I’m not sure if you have been following the issue with Nelson aquatic centre, but it somewhat mirrors circumstances we had run into here with the arena repair project. Back at the end of January, they had some ceiling tiles fall into their pool from the suspended ceiling (similar to what you might see in an office building). They immediately shut the pool down for safety and have begun the long journey of repairs, which started with a planning process and schedule to make things right. They had to go through a hazardous materials assessment and as it turned out, involved dealing with paint that contained lead on the roof trusses. They are currently at the stage where all the pools are drained, scaffolding set up to access the entire ceiling area (no small feat as you are setting up in pools and decks with sloping sides and edges) and sandblasting has begun. Just to keep things interesting, all the sand and paint chips from the process have to be contained and relocated after the process — all on top of scaffolding 15 or 20 feet in the air.
Unfortunately, the impact to staff and public who would use or work at the facility is no small thing but they are working through the project carefully and thoughtfully. As we found in the arena project or even the facility enhancement project, anytime you start digging into an older building, there are always surprises and items you simply did not know about let alone plan for. As with everything, there are ripple effects and currently the pool at Castlegar is feeling the impact of the situation at Nelson through a huge increase in numbers as patrons travel to the closest pool in the area for lessons, recreational and organized swimming. It’s not a bad thing, but there is concern for the regulars who now find themselves in a significantly more crowded situation — like having your cousins come and live with you while their house gets built.
As with everything, this too will pass and both facilities will soon be back on stream in their regular efficient manner while other facilities might be dealing with a staffing issue or infrastructure problem elsewhere.
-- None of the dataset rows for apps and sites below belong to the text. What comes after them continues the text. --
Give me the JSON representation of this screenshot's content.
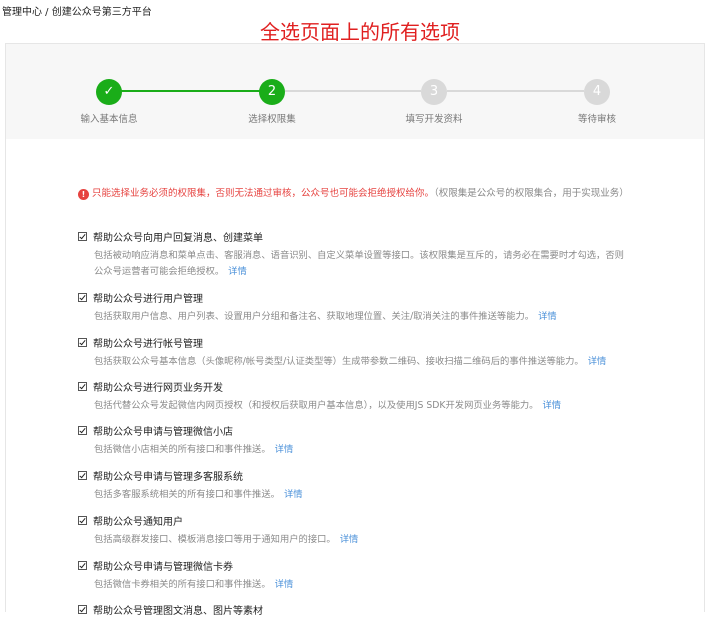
{
  "breadcrumb": "管理中心 / 创建公众号第三方平台",
  "annotation": "全选页面上的所有选项",
  "steps": [
    {
      "marker": "✓",
      "label": "输入基本信息",
      "state": "done"
    },
    {
      "marker": "2",
      "label": "选择权限集",
      "state": "current"
    },
    {
      "marker": "3",
      "label": "填写开发资料",
      "state": "pending"
    },
    {
      "marker": "4",
      "label": "等待审核",
      "state": "pending"
    }
  ],
  "notice": {
    "icon": "!",
    "warning": "只能选择业务必须的权限集，否则无法通过审核，公众号也可能会拒绝授权给你。",
    "note": "（权限集是公众号的权限集合，用于实现业务）"
  },
  "detail_label": "详情",
  "permissions": [
    {
      "title": "帮助公众号向用户回复消息、创建菜单",
      "checked": true,
      "desc": [
        "包括被动响应消息和菜单点击、客服消息、语音识别、自定义菜单设置等接口。该权限集是互斥的，请务必在需要时才勾选，否则",
        "公众号运营者可能会拒绝授权。"
      ]
    },
    {
      "title": "帮助公众号进行用户管理",
      "checked": true,
      "desc": [
        "包括获取用户信息、用户列表、设置用户分组和备注名、获取地理位置、关注/取消关注的事件推送等能力。"
      ]
    },
    {
      "title": "帮助公众号进行帐号管理",
      "checked": true,
      "desc": [
        "包括获取公众号基本信息（头像昵称/帐号类型/认证类型等）生成带参数二维码、接收扫描二维码后的事件推送等能力。"
      ]
    },
    {
      "title": "帮助公众号进行网页业务开发",
      "checked": true,
      "desc": [
        "包括代替公众号发起微信内网页授权（和授权后获取用户基本信息），以及使用JS SDK开发网页业务等能力。"
      ]
    },
    {
      "title": "帮助公众号申请与管理微信小店",
      "checked": true,
      "desc": [
        "包括微信小店相关的所有接口和事件推送。"
      ]
    },
    {
      "title": "帮助公众号申请与管理多客服系统",
      "checked": true,
      "desc": [
        "包括多客服系统相关的所有接口和事件推送。"
      ]
    },
    {
      "title": "帮助公众号通知用户",
      "checked": true,
      "desc": [
        "包括高级群发接口、模板消息接口等用于通知用户的接口。"
      ]
    },
    {
      "title": "帮助公众号申请与管理微信卡券",
      "checked": true,
      "desc": [
        "包括微信卡券相关的所有接口和事件推送。"
      ]
    },
    {
      "title": "帮助公众号管理图文消息、图片等素材",
      "checked": true,
      "desc": []
    }
  ]
}
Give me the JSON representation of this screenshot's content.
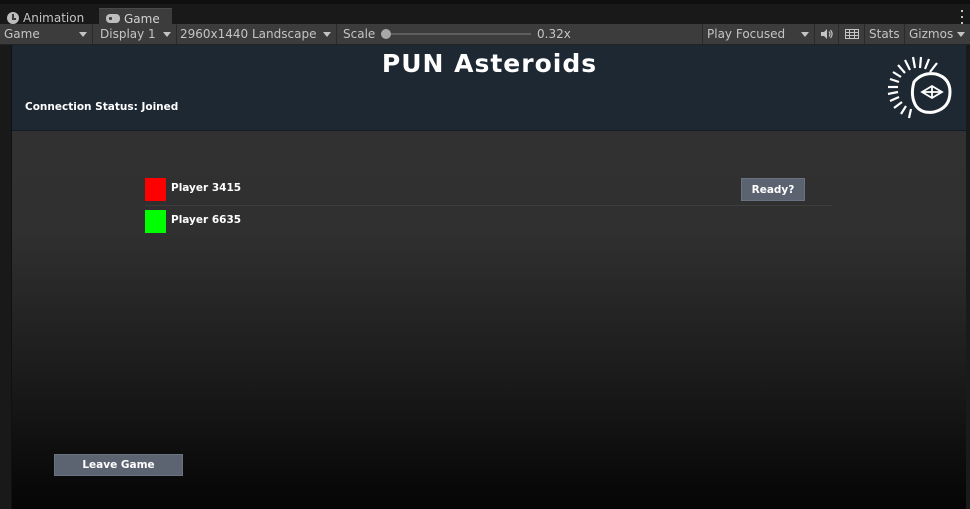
{
  "tabs": [
    {
      "label": "Animation",
      "icon": "clock-icon"
    },
    {
      "label": "Game",
      "icon": "gamepad-icon"
    }
  ],
  "toolbar": {
    "view_select": "Game",
    "display_select": "Display 1",
    "resolution_select": "2960x1440 Landscape",
    "scale_label": "Scale",
    "scale_value": "0.32x",
    "play_mode_select": "Play Focused",
    "stats_label": "Stats",
    "gizmos_label": "Gizmos"
  },
  "game": {
    "title": "PUN Asteroids",
    "connection_status": "Connection Status: Joined",
    "players": [
      {
        "name": "Player 3415",
        "color": "#ff0000",
        "button": "Ready?"
      },
      {
        "name": "Player 6635",
        "color": "#00ff00"
      }
    ],
    "leave_button": "Leave Game"
  },
  "colors": {
    "header_bg": "#1d2833",
    "button_bg": "#5b6270",
    "editor_toolbar": "#3c3c3c"
  }
}
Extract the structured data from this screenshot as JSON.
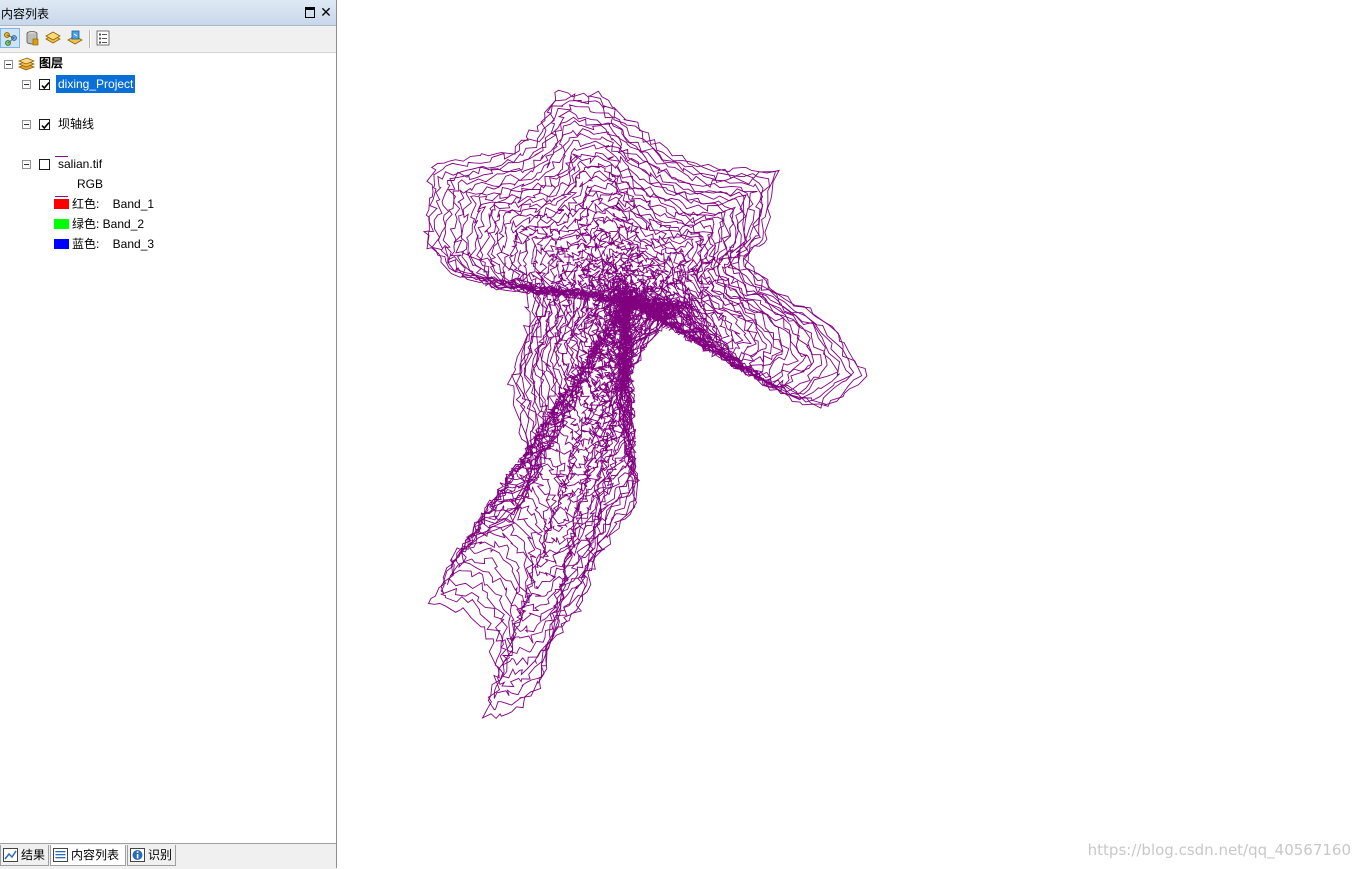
{
  "panel": {
    "title": "内容列表"
  },
  "tree": {
    "root_label": "图层",
    "layers": [
      {
        "label": "dixing_Project",
        "checked": true,
        "selected": true,
        "symbol": "line",
        "color": "#8b0a8b"
      },
      {
        "label": "坝轴线",
        "checked": true,
        "selected": false,
        "symbol": "line",
        "color": "#8b0a8b"
      },
      {
        "label": "salian.tif",
        "checked": false,
        "selected": false,
        "symbol": "raster"
      }
    ],
    "raster": {
      "mode": "RGB",
      "bands": [
        {
          "label": "红色:    Band_1",
          "color": "#ff0000"
        },
        {
          "label": "绿色: Band_2",
          "color": "#00ff00"
        },
        {
          "label": "蓝色:    Band_3",
          "color": "#0000ff"
        }
      ]
    }
  },
  "tabs": [
    {
      "label": "结果",
      "icon": "results-icon"
    },
    {
      "label": "内容列表",
      "icon": "toc-icon",
      "active": true
    },
    {
      "label": "识别",
      "icon": "identify-icon"
    }
  ],
  "map": {
    "contour_color": "#800080",
    "watermark": "https://blog.csdn.net/qq_40567160"
  }
}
Fortunately, through local means such as best practices and regional BC Recreation and Parks Association meetings right through to the provincial and national parks and recreation associations that have the decades of experience on a solid social foundation, we have the resources to take on the challenges faced through changing times and demographics.
Neil Ostafichuk is the recreation supervisor at the Creston and District Community Complex.